The black cherry tree is usually found in forest situations and is a fruit producing tree.
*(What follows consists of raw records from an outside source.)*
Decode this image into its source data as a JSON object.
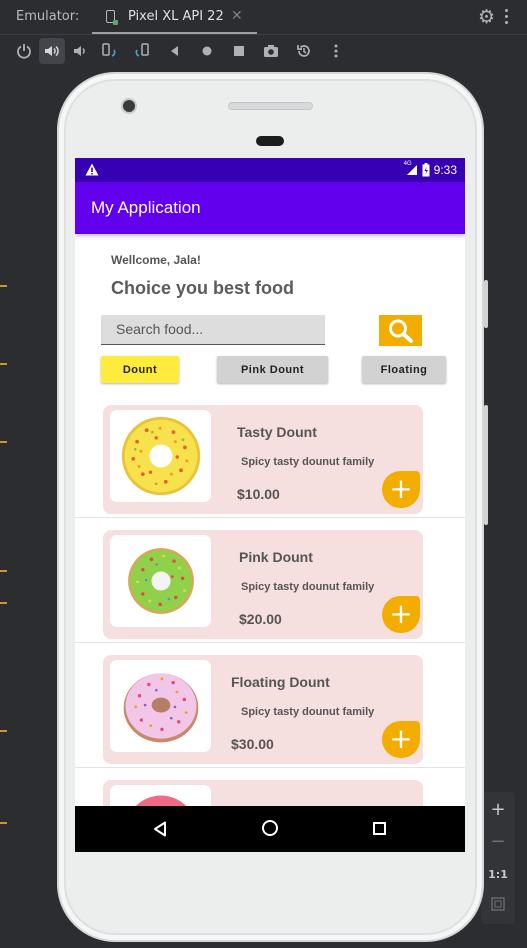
{
  "emulator": {
    "label": "Emulator:",
    "device_tab": "Pixel XL API 22",
    "tab_close": "✕",
    "toolbar_icons": [
      "power-icon",
      "volume-up-icon",
      "volume-down-icon",
      "rotate-left-icon",
      "rotate-right-icon",
      "back-icon",
      "home-icon",
      "overview-icon",
      "screenshot-icon",
      "snapshot-icon",
      "more-icon"
    ],
    "zoom": {
      "plus": "+",
      "minus": "−",
      "one_to_one": "1:1"
    }
  },
  "status_bar": {
    "signal": "4G",
    "time": "9:33"
  },
  "app_bar": {
    "title": "My Application",
    "color": "#6200ee",
    "status_color": "#3700b3"
  },
  "main": {
    "welcome": "Wellcome, Jala!",
    "headline": "Choice you best food",
    "search_placeholder": "Search food...",
    "accent_color": "#f3ad00",
    "categories": [
      {
        "label": "Dount",
        "selected": true
      },
      {
        "label": "Pink Dount",
        "selected": false
      },
      {
        "label": "Floating",
        "selected": false
      }
    ],
    "items": [
      {
        "name": "Tasty Dount",
        "desc": "Spicy tasty dounut family",
        "price": "$10.00",
        "add": "+",
        "image": "yellow-donut-image"
      },
      {
        "name": "Pink Dount",
        "desc": "Spicy tasty dounut family",
        "price": "$20.00",
        "add": "+",
        "image": "green-donut-image"
      },
      {
        "name": "Floating Dount",
        "desc": "Spicy tasty dounut family",
        "price": "$30.00",
        "add": "+",
        "image": "pink-donut-image"
      }
    ]
  }
}
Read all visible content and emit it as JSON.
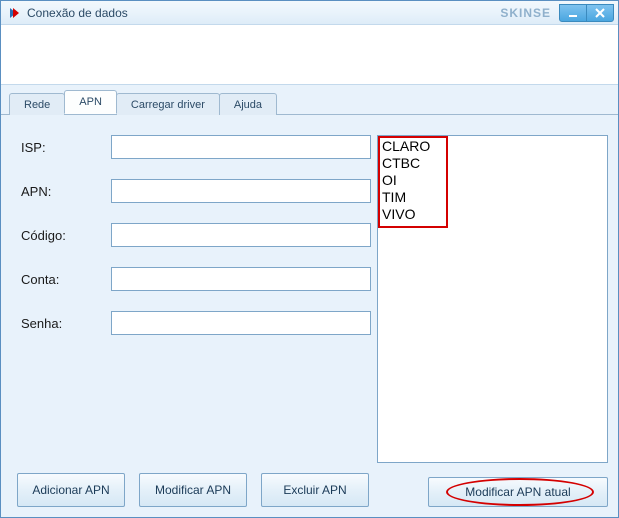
{
  "window": {
    "title": "Conexão de dados",
    "brand": "SKINSE"
  },
  "tabs": {
    "rede": "Rede",
    "apn": "APN",
    "carregar": "Carregar driver",
    "ajuda": "Ajuda"
  },
  "form": {
    "isp_label": "ISP:",
    "apn_label": "APN:",
    "codigo_label": "Código:",
    "conta_label": "Conta:",
    "senha_label": "Senha:",
    "isp_value": "",
    "apn_value": "",
    "codigo_value": "",
    "conta_value": "",
    "senha_value": ""
  },
  "buttons": {
    "adicionar": "Adicionar APN",
    "modificar": "Modificar APN",
    "excluir": "Excluir APN",
    "modificar_atual": "Modificar APN atual"
  },
  "list": {
    "items": [
      "CLARO",
      "CTBC",
      "OI",
      "TIM",
      "VIVO"
    ]
  }
}
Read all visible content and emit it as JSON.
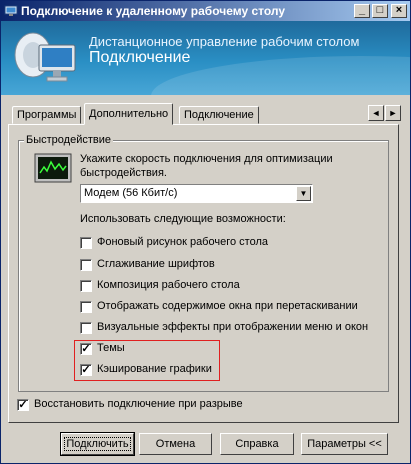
{
  "window": {
    "title": "Подключение к удаленному рабочему столу",
    "controls": {
      "minimize": "_",
      "maximize": "□",
      "close": "×"
    }
  },
  "banner": {
    "subtitle": "Дистанционное управление рабочим столом",
    "title": "Подключение"
  },
  "tabs": [
    {
      "label": "Программы",
      "active": false
    },
    {
      "label": "Дополнительно",
      "active": true
    },
    {
      "label": "Подключение",
      "active": false
    }
  ],
  "tab_scroll": {
    "left": "◄",
    "right": "►"
  },
  "performance": {
    "group_label": "Быстродействие",
    "prompt_line1": "Укажите скорость подключения для оптимизации",
    "prompt_line2": "быстродействия.",
    "speed_select": {
      "value": "Модем (56 Кбит/с)",
      "arrow": "▼"
    },
    "features_label": "Использовать следующие возможности:",
    "features": [
      {
        "label": "Фоновый рисунок рабочего стола",
        "checked": false
      },
      {
        "label": "Сглаживание шрифтов",
        "checked": false
      },
      {
        "label": "Композиция рабочего стола",
        "checked": false
      },
      {
        "label": "Отображать содержимое окна при перетаскивании",
        "checked": false
      },
      {
        "label": "Визуальные эффекты при отображении меню и окон",
        "checked": false
      },
      {
        "label": "Темы",
        "checked": true
      },
      {
        "label": "Кэширование графики",
        "checked": true
      }
    ]
  },
  "reconnect": {
    "label": "Восстановить подключение при разрыве",
    "checked": true
  },
  "buttons": {
    "connect": "Подключить",
    "cancel": "Отмена",
    "help": "Справка",
    "options": "Параметры <<"
  },
  "colors": {
    "title_start": "#0a246a",
    "title_end": "#a6caf0",
    "highlight": "#e02020",
    "face": "#d4d0c8"
  }
}
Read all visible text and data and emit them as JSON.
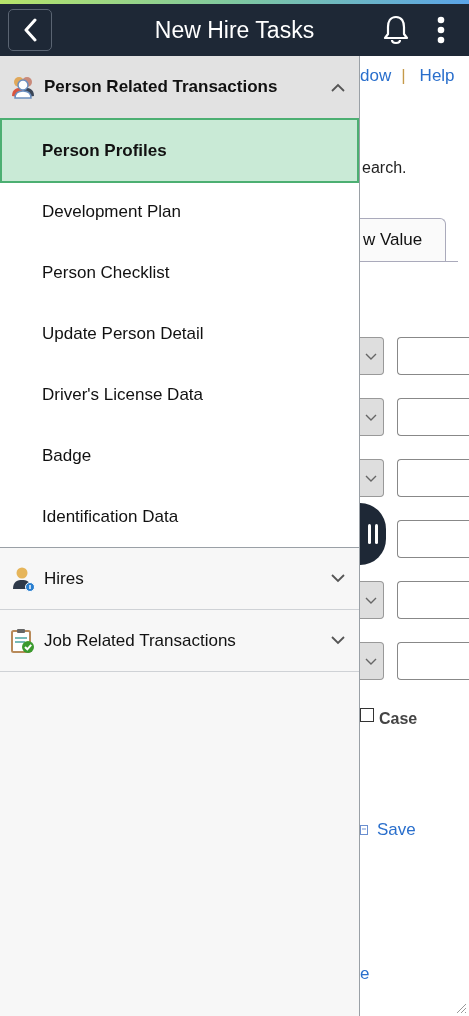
{
  "header": {
    "title": "New Hire Tasks"
  },
  "sections": [
    {
      "label": "Person Related Transactions",
      "kind": "people",
      "expanded": true,
      "items": [
        {
          "label": "Person Profiles",
          "selected": true
        },
        {
          "label": "Development Plan",
          "selected": false
        },
        {
          "label": "Person Checklist",
          "selected": false
        },
        {
          "label": "Update Person Detail",
          "selected": false
        },
        {
          "label": "Driver's License Data",
          "selected": false
        },
        {
          "label": "Badge",
          "selected": false
        },
        {
          "label": "Identification Data",
          "selected": false
        }
      ]
    },
    {
      "label": "Hires",
      "kind": "person",
      "expanded": false
    },
    {
      "label": "Job Related Transactions",
      "kind": "clipboard",
      "expanded": false
    }
  ],
  "background_page": {
    "links": [
      "dow",
      "Help"
    ],
    "separator": "|",
    "instruction": "earch.",
    "tab": "w Value",
    "case_checkbox": {
      "label": "Case",
      "checked": false
    },
    "save_link": "Save",
    "bottom_link": "e"
  }
}
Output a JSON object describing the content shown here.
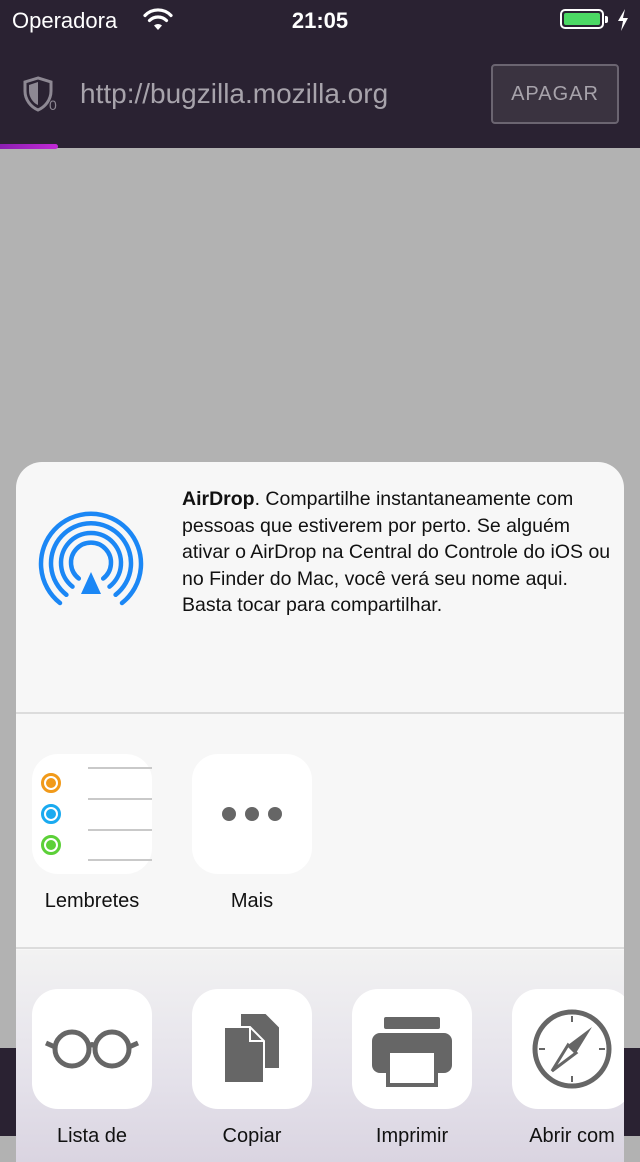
{
  "status_bar": {
    "carrier": "Operadora",
    "time": "21:05",
    "wifi_icon": "wifi-icon",
    "battery_icon": "battery-icon",
    "charging_icon": "charging-icon"
  },
  "browser": {
    "url": "http://bugzilla.mozilla.org",
    "clear_label": "APAGAR",
    "shield_icon": "tracking-protection-shield-icon",
    "shield_count": "0",
    "load_progress": 0.09,
    "progress_color": "#a020c0"
  },
  "share_sheet": {
    "airdrop": {
      "title": "AirDrop",
      "description": ". Compartilhe instantaneamente com pessoas que estiverem por perto. Se alguém ativar o AirDrop na Central do Controle do iOS ou no Finder do Mac, você verá seu nome aqui. Basta tocar para compartilhar.",
      "icon": "airdrop-icon",
      "color": "#1b87f5"
    },
    "apps": [
      {
        "label": "Lembretes",
        "icon": "reminders-icon"
      },
      {
        "label": "Mais",
        "icon": "more-icon"
      }
    ],
    "actions": [
      {
        "label": "Lista de",
        "icon": "reading-list-icon"
      },
      {
        "label": "Copiar",
        "icon": "copy-icon"
      },
      {
        "label": "Imprimir",
        "icon": "print-icon"
      },
      {
        "label": "Abrir com",
        "icon": "compass-icon"
      }
    ]
  },
  "colors": {
    "toolbar": "#2a2232",
    "page_overlay": "#b2b2b2",
    "sheet": "#f7f7f7",
    "reminder_orange": "#f19a1a",
    "reminder_blue": "#1aaaf0",
    "reminder_green": "#5cd038"
  }
}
The name makes it sound like you could harvest this tree and make a cherry pie but that is not the case.  The berries like on the left hand side are small and are often food for birds, insects and other animals.
The black cherry grow in the region that spreads to the edge of the Minneapolis metro area.  It is best known and most easily recognized by its very rough trunk.  The pictures on the left hand side will give you a good idea of how to recognize you have a black cherry tree.
There are two main diseases that effect the black cherry.  One of the diseases effects many trees so it is good to look at the picture to the right here and make sure none of your trees have a similar growth on the branches.  The fungus disease shown is called black knot.  It effects most berry producing trees and shrubs.  As you can see the fungus wraps itself around the trunk and lives off the branches resources sucking it dry and killing branches one by one.
The best resolution to this disease is cutting off all black knots, disinfecting them and contacting a professional like Arbor Doctor to inject the tree with a fungicide that will keep black knots from forming in the future.
The next thing you have to look for in black cherry trees in our region is called the shothole borer.  It is pictured on the right hand side and it can cause major damage to a tree.  It lays its eggs in the tree as it bores into the tree before fall.  The eggs hatch into larve and start eating the living layers of the tree until it is no longer able to transfer water and nutrients that it absorbes from the soil.
Like all borers it emerges in the summer time and it leaves a tell tail sign that it has been there.  In this case you see the picture with the small rounded holes in it.  It is always important to inspect any small downed branches in your yard.  Insects usually start with branches that are around 1" in diameter.  Early detection of an insect will help save your trees.

What to look for

1.  Black knots forming on branches
2.  Downed branches approximately 1" in diameter
3.  Holes in branches or on trunk
4.  Dieback of the crown or loss of branches
5.  Tree holding on to brown leaves in summer
Rosaceae family
Emerald Ash Borer, dutch elm disease, maple wilt, disease control, tree treatments
Common Name: Black cherry

Scientific name: Padas serotina
Leaves: Spear shaped leaves, 3-5" long, 2-3" broad.  Shiny front cuticle
Bark: Broken, dark grey to black
Height: 100" max
Spread: 50-70'
General info: Medium sized tree often found in woods or residentially as ornamental.  These trees have black berries that are often eatne by birds.  Not an edible food source for humans. 

Pests and diseases: Black knot is a major issue in cherry trees.  This disease can be found below.  General practice is to cut out the knots and disinfect between cuts.
Black Knot

This disease is common in cherry trees.  Cutting out the knots is that only way to take care of this disease.  Once it is spotted it is often too late for the tree.  The black formations are calusing and restrict nutrient flow through the branches that this disease affects. 

There is no known treatment for this disease.  Make sure to disinfect your tools before cutting other branches.  The disease spreads easily by cutting methods.